Records excerpted from a collection
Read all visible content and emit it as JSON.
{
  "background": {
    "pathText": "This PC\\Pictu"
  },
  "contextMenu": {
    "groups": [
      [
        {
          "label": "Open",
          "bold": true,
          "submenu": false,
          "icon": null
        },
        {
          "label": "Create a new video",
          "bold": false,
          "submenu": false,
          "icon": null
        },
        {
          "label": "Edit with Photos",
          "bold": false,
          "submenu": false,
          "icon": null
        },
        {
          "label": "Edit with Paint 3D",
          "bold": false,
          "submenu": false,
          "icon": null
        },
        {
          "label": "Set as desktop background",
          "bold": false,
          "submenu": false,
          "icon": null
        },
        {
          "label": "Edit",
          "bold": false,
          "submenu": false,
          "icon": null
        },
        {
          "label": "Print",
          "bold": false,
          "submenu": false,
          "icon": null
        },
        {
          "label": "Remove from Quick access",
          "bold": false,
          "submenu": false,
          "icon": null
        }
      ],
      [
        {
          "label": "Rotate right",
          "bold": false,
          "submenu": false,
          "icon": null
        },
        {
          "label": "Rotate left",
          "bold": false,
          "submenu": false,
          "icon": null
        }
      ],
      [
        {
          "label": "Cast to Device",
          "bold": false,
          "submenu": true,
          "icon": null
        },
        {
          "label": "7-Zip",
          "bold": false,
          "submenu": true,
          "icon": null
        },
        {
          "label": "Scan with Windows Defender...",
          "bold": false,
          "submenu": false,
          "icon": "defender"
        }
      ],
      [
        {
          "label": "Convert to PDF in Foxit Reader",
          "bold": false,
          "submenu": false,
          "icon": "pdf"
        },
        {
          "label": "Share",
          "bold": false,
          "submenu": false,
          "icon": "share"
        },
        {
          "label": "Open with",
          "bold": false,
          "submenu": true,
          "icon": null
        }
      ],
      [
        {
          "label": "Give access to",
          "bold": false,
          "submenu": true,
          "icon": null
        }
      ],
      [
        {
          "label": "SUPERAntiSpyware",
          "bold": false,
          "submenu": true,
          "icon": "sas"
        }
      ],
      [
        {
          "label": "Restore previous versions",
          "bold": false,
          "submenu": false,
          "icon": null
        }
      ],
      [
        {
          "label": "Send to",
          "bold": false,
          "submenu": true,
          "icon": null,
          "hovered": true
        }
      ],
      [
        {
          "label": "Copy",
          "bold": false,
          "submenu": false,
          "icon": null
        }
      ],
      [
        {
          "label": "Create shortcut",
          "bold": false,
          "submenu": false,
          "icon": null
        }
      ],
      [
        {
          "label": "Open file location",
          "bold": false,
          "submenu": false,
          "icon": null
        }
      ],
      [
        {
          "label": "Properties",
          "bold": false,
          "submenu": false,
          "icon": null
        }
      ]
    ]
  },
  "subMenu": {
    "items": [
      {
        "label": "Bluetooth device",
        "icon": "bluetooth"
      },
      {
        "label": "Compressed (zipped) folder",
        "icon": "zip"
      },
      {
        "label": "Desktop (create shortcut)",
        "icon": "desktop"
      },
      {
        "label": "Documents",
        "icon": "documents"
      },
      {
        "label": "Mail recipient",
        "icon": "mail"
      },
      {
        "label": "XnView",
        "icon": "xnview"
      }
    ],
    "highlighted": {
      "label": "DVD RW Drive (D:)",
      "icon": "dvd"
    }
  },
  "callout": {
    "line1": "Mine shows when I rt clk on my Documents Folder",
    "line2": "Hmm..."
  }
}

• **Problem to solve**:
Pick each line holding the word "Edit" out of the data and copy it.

• **Written response**:
          "label": "Edit with Photos",
          "label": "Edit with Paint 3D",
          "label": "Edit",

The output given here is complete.